MONROVIA: The Center for Media Studies and Peacebuilding with support from Small Media foundation based in the United Kingdom, on Tuesday, March 8, 2022, convened a one-day engaging roundtable at I-CAMPUS, Snapper Hill in Monrovia.
“Liberia is working on a data protection law and from our own standpoint as civil society, we are keen about creating the space for civic input into the draft instrument and this is what this forum is geared towards,” remarked Malcolm Joseph, Executive Director of CEMESP in a welcome address. He added that the project entails meetings with other stakeholders including the media and a series of talk shows.
CEMESP Program Assistant Ruth Gbatoe provided a detailed overview of the project, saying it stems from the Universal Periodic Review recommendations that noted among other things that Liberia is lagging behind in the enactment of the data protection legislation. She said this represents a serious concern for CEMESP, indicating that it has emerged that the draft Data protection instrument lacks a data protection clause.
She impressed the stakeholders that the essence of the roundtable was for them to review what is available from the lead entity, Ministry of Post and Telecommunications.
Miss Gbatoe indicated that the process underway is intended to build synergy with other critical sectors including state actors, like the Liberia National Police.
She recalled that the UPR review process was supported by the state and must be sustained to address specific issues of weak data processing and storage mechanism.
She disclosed that in the coming weeks CEMESP will engage the lawmakers to secure their buy-in and convey the concerns emanating from the stakeholder’s consultations for an effective data protection law in Liberia.
Program Associate of CEMESP Wremongar Joe also commented on the importance of safety issues tied to cyberspace.
He referred to the 2018 Ministry of Post and Telecommunication meeting that provided a baseline on the policy direction for Cybersecurity in Liberia.
He stated that a continental scan indicates that few countries have enacted cybercrime laws but data protection still remains a challenge for countries such as Chad, Namibia, Kenya, Zimbabwe, Uganda, Senegal, among others.
He stressed the issue of cyber-surveillance and third-party encroachment of personal data which calls for safeguard from apps such as Google, TikTok.
He argued that whilst there is a trend towards the enactment of news, they are not sufficient to protect personal data and Liberia must learn from these scenarios in privacy protection and confidentiality.
He was specific on the replication of personal data each time citizens apply for national identity cards and passports.
It emerged from a conversation that globally 66% of countries have data protection and in OGP countries Liberia and Sierra Leone are yet to have the law.
Prefacing his power-point presentation of excerpts of the draft supplementary data protection law, Nalon Kaine, Director of the Cybersecurity at the Ministry of Post and Telecommunication expressed delight over CEMESP’s initiative to stimulate conversation around the draft instrument now at the level of the legislature.
He said they have been trying to engage stakeholders on the draft but it has been difficult to get their cooperation. He disclosed that the data protection instrument will be an addendum to the Telecommunications 2007 Act for there cannot be two legal instruments on the same thin to create an aberration.

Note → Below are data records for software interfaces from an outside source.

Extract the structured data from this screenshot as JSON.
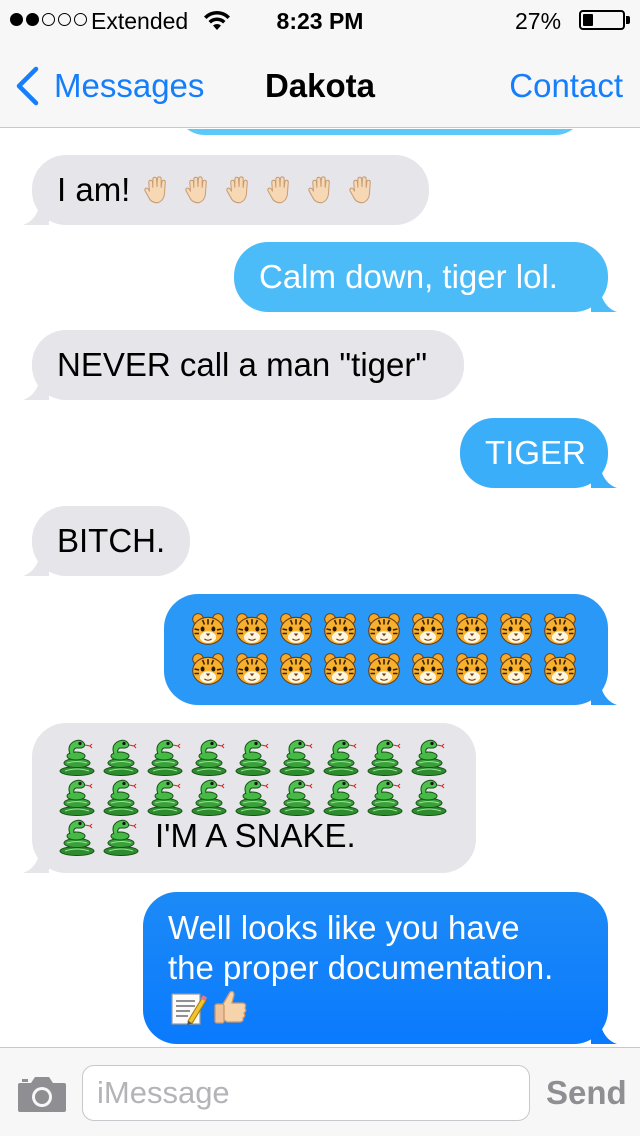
{
  "status_bar": {
    "carrier": "Extended",
    "time": "8:23 PM",
    "battery_percent": "27%",
    "battery_level": 0.27,
    "signal_bars_filled": 2,
    "signal_bars_total": 5
  },
  "nav": {
    "back_label": "Messages",
    "title": "Dakota",
    "contact_label": "Contact"
  },
  "messages": [
    {
      "direction": "incoming",
      "text": "I am!",
      "emoji": [
        "raised-hand",
        "raised-hand",
        "raised-hand",
        "raised-hand",
        "raised-hand",
        "raised-hand"
      ]
    },
    {
      "direction": "outgoing",
      "text": "Calm down, tiger lol."
    },
    {
      "direction": "incoming",
      "text": "NEVER call a man \"tiger\""
    },
    {
      "direction": "outgoing",
      "text": "TIGER"
    },
    {
      "direction": "incoming",
      "text": "BITCH."
    },
    {
      "direction": "outgoing",
      "emoji_rows": [
        9,
        9
      ],
      "emoji": "tiger-face"
    },
    {
      "direction": "incoming",
      "emoji_rows": [
        9,
        9,
        2
      ],
      "emoji": "snake",
      "text": "I'M A SNAKE."
    },
    {
      "direction": "outgoing",
      "lines": [
        "Well looks like you have",
        "the proper documentation."
      ],
      "emoji": [
        "memo",
        "thumbs-up"
      ]
    }
  ],
  "composer": {
    "placeholder": "iMessage",
    "send_label": "Send"
  },
  "colors": {
    "ios_blue": "#157efb",
    "incoming_bubble": "#e5e5ea",
    "outgoing_top": "#5ac8fa",
    "outgoing_bottom": "#0a7afe"
  }
}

Stakeholders were drilled through the draft instrument and discussions revolved around issues of definitions of key terms and discussions of sensitive provisions. Among other things, the discussions revolved around: data protection agency, recipient of personal data, consent of data subject, sensitive data, health data, data processor, media print, and audiovisual application of the law.
The meeting reached a phase when a suggestion was made by Lawrence Yealue of Accountability Lab to discuss the provisions rather than just going through the definitions. He also recommended that the draft law be shared among stakeholders to read thoroughly and make meaningful input therein.
Another stakeholder moved that the conversation be restricted to the scope of the document which was adopted.
The roundtable also discussed issues of exception to the law about data that must or must not be collected, processed, or stored.
By and large, the roundtable was engaging and useful suggestions were flagged and recorded about issues of sustainability of the data protection agency, fraudulent data protection, the principle of legality and fairness, the principle of accuracy, the principle of choice data processor, the principle of transparency, the gender dimension of the provisions, criminal prosecution implication of certain provisions to be made specific. lest it creates a duality of laws to create ambiguity.